Barrachois, N.S. fisherman Scott Buckler was stacking traps on the wharf and completing repairs to his boat Final One in preparation for the upcoming lobster fishing season. Sherry Martell photo
By Sherry Martell
FOR THE SOU’WESTER
BARRACHOIS, N.S. - The spring lobster fishery opened in parts of the Atlantic region on May 1 with more than 600 fishermen heading out into the Northumberland Strait after 6 a.m. to set their traps.
The season was initially scheduled to start April 30, however adverse weather conditions delayed opening by at least one day in several Strait lobster fishing areas.
Fishermen in area 26a from Pugwash to Havre Bouche on Nova Scotia's north shore will land catches for two months until the season closes on June 30.

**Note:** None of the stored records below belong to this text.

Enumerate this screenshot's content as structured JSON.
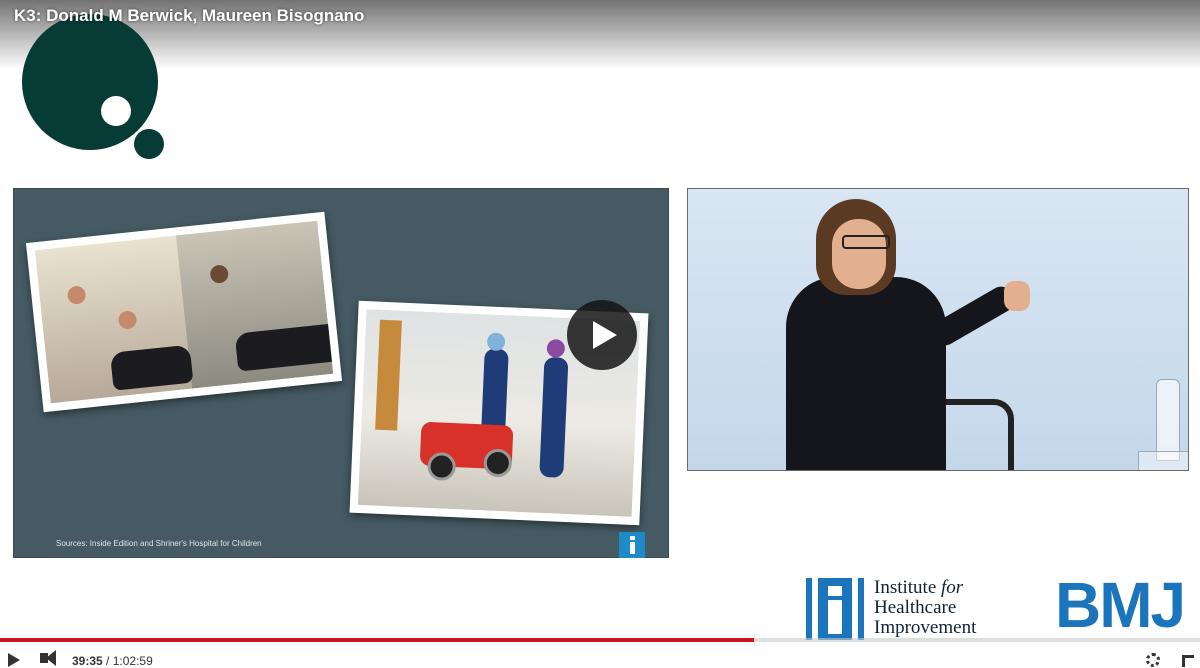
{
  "video": {
    "title": "K3: Donald M Berwick, Maureen Bisognano",
    "current_time": "39:35",
    "separator": "/",
    "duration": "1:02:59",
    "progress": 0.6286
  },
  "slide": {
    "source_text": "Sources: Inside Edition and Shriner's Hospital for Children"
  },
  "branding": {
    "ihi_line1": "Institute",
    "ihi_for": "for",
    "ihi_line2": "Healthcare",
    "ihi_line3": "Improvement",
    "bmj": "BMJ"
  },
  "icons": {
    "play_overlay": "play-icon",
    "play_control": "play-icon",
    "volume": "volume-icon",
    "settings": "gear-icon",
    "fullscreen": "fullscreen-icon"
  },
  "colors": {
    "progress": "#d0131b",
    "brand_blue": "#1b75bc",
    "logo_green": "#063b36",
    "slide_bg": "#455a63"
  }
}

Last Friday during heavy rain and wind, Barrachois fisherman Scott Buckler was moving forward with boat repairs and getting traps in order. He said then that regardless of the weather delay to the start of the season, he would begin loading traps on his vessel Sunday when extra help is available.
“I’ll be ready to go whenever the season opens,” he said.
This is the first time in two years his vessel Final One has been geared for lobster fishing season.
He said after an extended break from fishing, the water was calling him back.
“It’s a habit,” he said. “The itch came back and I had to go fish.
“I am looking forward to being back on the water but I have zero expectations.”
Catches from Pugwash to Barrachois in the western portion of the lobster fishing area have been lower than average in recent years. Also, low prices and higher bait and fuel costs have presented challenges for fishermen, which may continue this season.
“The price of bait just went through the roof,” said Buckler.
Some types of bait, such as mackerel, is scarce, driving up the price. Other options such as herring are also running high.
Buckler said bait is now selling for about $1 per pound, up more than 30 per cent.
Fishermen in southwest Nova Scotia tied up their vessels late last week in protest to demand a better price for their catch for the remainder of their season, which ends on May 31. The price issue is a concern for Buckler.
“I am concerned because what they get down the shore, we get less than that usually,” he said.
At the end of the 2011 season, fishermen along the north shore were receiving about $5 per pound.
Buckler said it is imperative people support the local fishermen to ensure the industry remains sustainable and viable in this area.